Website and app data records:
^^^^^^^^^^^^^^^^

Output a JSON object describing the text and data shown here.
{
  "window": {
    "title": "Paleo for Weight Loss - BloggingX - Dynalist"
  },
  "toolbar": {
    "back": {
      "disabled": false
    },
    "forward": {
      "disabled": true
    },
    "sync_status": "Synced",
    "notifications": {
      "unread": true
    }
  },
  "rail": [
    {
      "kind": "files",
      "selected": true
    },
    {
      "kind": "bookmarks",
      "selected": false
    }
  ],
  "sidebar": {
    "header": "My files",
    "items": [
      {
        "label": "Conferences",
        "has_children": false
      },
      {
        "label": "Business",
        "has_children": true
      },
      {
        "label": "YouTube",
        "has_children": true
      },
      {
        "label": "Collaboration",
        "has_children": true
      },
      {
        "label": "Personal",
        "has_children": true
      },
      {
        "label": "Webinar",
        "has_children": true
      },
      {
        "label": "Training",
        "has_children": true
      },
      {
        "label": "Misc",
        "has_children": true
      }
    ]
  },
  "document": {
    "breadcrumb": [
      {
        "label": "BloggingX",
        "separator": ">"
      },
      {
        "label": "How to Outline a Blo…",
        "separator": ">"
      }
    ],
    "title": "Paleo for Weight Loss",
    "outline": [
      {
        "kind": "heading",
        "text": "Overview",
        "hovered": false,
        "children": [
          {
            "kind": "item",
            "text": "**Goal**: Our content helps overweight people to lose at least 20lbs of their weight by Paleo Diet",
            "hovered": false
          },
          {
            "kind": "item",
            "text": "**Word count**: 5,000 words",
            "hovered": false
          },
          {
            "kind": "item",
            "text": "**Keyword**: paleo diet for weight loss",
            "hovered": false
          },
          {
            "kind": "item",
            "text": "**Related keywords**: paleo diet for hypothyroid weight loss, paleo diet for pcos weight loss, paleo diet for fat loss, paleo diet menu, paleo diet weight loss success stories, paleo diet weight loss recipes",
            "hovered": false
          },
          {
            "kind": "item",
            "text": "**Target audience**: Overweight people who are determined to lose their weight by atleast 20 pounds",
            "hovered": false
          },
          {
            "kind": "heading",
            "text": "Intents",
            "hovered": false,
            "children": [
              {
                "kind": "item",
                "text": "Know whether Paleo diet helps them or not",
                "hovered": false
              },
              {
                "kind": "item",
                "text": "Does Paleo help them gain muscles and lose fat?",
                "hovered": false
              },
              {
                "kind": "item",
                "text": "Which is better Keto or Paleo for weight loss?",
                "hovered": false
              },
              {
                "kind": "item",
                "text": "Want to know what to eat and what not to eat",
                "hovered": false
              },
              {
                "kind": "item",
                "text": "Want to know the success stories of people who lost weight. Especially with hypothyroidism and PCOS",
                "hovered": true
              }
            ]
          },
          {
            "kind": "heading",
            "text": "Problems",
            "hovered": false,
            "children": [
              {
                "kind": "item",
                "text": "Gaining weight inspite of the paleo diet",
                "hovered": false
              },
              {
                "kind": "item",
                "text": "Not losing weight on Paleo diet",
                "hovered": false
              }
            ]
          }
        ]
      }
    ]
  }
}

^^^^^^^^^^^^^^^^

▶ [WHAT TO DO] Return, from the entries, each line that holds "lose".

▶ [ANSWER SPACE]
            "text": "**Goal**: Our content helps overweight people to lose at least 20lbs of their weight by Paleo Diet",
            "text": "**Target audience**: Overweight people who are determined to lose their weight by atleast 20 pounds",
                "text": "Does Paleo help them gain muscles and lose fat?",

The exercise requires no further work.